The full agenda for RSA Conference Asia Pacific & Japan 2015 will soon be posted, featuring many top-rated speakers from across the globe delivering powerful presentations. The Program Committee had its hands full this year as it sorted through a record number of submissions, tasked with selecting those that provided the most timely, compelling content for our attendees—content that would really change the way they do their jobs and secure their organizations.
We are extremely pleased with the nine-fold increase of submissions this year featuring research and analysis specific to Asia. This will help us deliver on our promise of delivering a RSA Conference with programming that directly matters to our local attendees.
In December 2014, we analyzed the 2015 US submissions and uncovered a few patterns which we were able to map to overall security trends. We applied the same type of analysis to APJ submissions—utilizing the above word cloud and other data analytics—and found the potential speakers were focused on similar topics as their US counterparts, but through a regional lens.
We have presenters who will provide a detailed analysis of threat actors and techniques used to target Asian organizations—who, incidentally, are targeted more frequently than their Western counterparts. Detailed presentations about specific hacktivist and nation state attacks will also be delivered with in-region examples and data. The ability of our presenters to hone in on the direct and distinct needs of our local audience is exciting for us to see. The details and insights will help our attendees realize tremendous value by attending this regional event.
Similarly, we saw a marked increase in session submissions that discussed specific breaches and threats. Based on the levels of increase, we seem to have crossed the threshold where, to use a phrase that has now become all too trite, organizations no longer wonder if they’ll be breached but rather when…and how often.
Our submissions show the conversation has turned a corner, with a willingness to share real lessons (another word that showed up considerably more often in the 2015 title word cloud vs the 2014 title word cloud) and specific steps organizations have taken in response to the changing threat landscape. We are poised to capitalize on real information sharing and experiences.
One of the most consistent pieces of feedback from the 2015 US Conference, contrasting past events, was that this year sessions focused on “real, tangible, directly applicable things I can do to better perform my job and protect my organization.” There was a real sense of empowerment and, dare I say, excitement across the week that was reflected in feedback as attendees appreciated sessions weren’t just focused on “what’s wrong…and that’s bad”, but rather solutions and experiences. RSA Conference APJ looks to match that same experience for our attendees based on the lessons and perspective reflected in the submissions.

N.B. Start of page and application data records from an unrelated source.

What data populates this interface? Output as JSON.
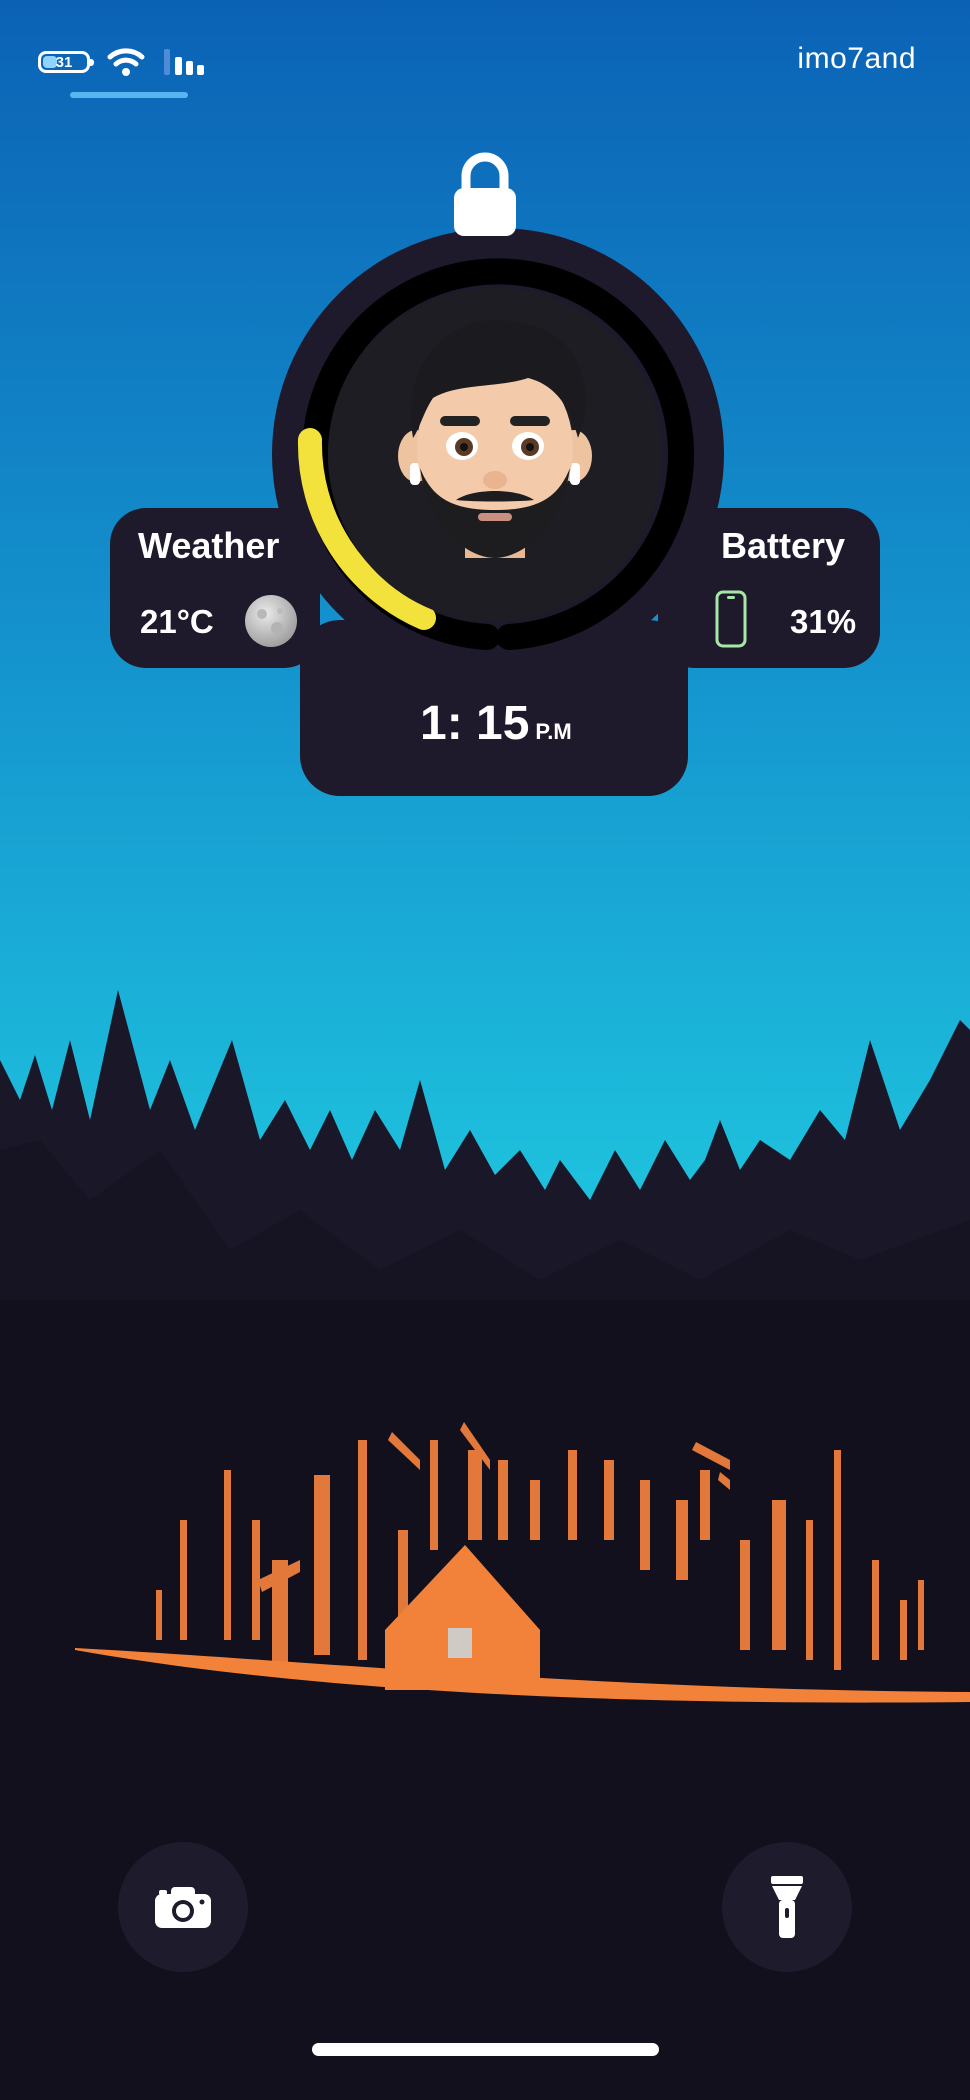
{
  "status_bar": {
    "battery_level": "31",
    "carrier": "imo7and"
  },
  "widget": {
    "weather": {
      "title": "Weather",
      "temperature": "21°C",
      "icon": "moon-icon"
    },
    "battery": {
      "title": "Battery",
      "percent": "31%",
      "icon": "phone-icon",
      "level_fraction": 0.31
    },
    "time": {
      "value": "1: 15",
      "ampm": "P.M"
    },
    "avatar": "memoji-avatar",
    "lock_icon": "lock-icon"
  },
  "bottom": {
    "camera_icon": "camera-icon",
    "flashlight_icon": "flashlight-icon"
  },
  "colors": {
    "sky_top": "#0b62b5",
    "sky_bottom": "#1bc0dd",
    "forest": "#171424",
    "widget_bg": "#1e1a2c",
    "ring_accent": "#f2e23b",
    "cabin_orange": "#f2823a",
    "battery_green": "#a8e6a8"
  }
}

Rounding out our big trend increases, as observed through submissions, is the Internet of Things. The interconnectedness of everything is clearly on minds as submitters explore the implications of this brave new world. In region our submitters observed the impact of the IoT on cloud and mobile approaches and processes, both strong areas of focus in region—even more so than in the US, as evidenced by their steady hold as a percentage of submissions.
Topically we saw certain distinct declines this year in submission as well, all three of which seem to support a maturation in how organizations approach security.
- The number of times Bring Your Own Device, or "BYOD," appeared in submission titles declined significantly. This seems to be a product of organizations just accepting external devices coming into enterprise networks and, vice versa, enterprise tools being used on home networks. Organizations seem to have evolved in their concept of what they need to be aware of and protect and no longer look at BYOD distinctly.
- Likewise, APT as a distinct term seems to have peaked (globally) last year. Recall that “threats” as a general category is up—way up in APJ—but the distinction of different threats as more (or less) advanced than others seems to be on the decline.
- Lastly, as with a trend we saw in the US, the focus on compliance seems to be down. A compliance dismissive tone seemed prevalent. Perhaps the breaches of 2014 established clearly that compliance does not equal security. It’s an interesting shift from past years.
There you have it—what’s trending up and trending down in APJ, as analyzed through the RSA Conference submissions! We are extremely excited about the content to be shared and its direct applicability to our Asian Pacific-based attendees. Please follow our Quick Looks and early deck postings to assure you’re in the best position to get the most out of this year’s presentations.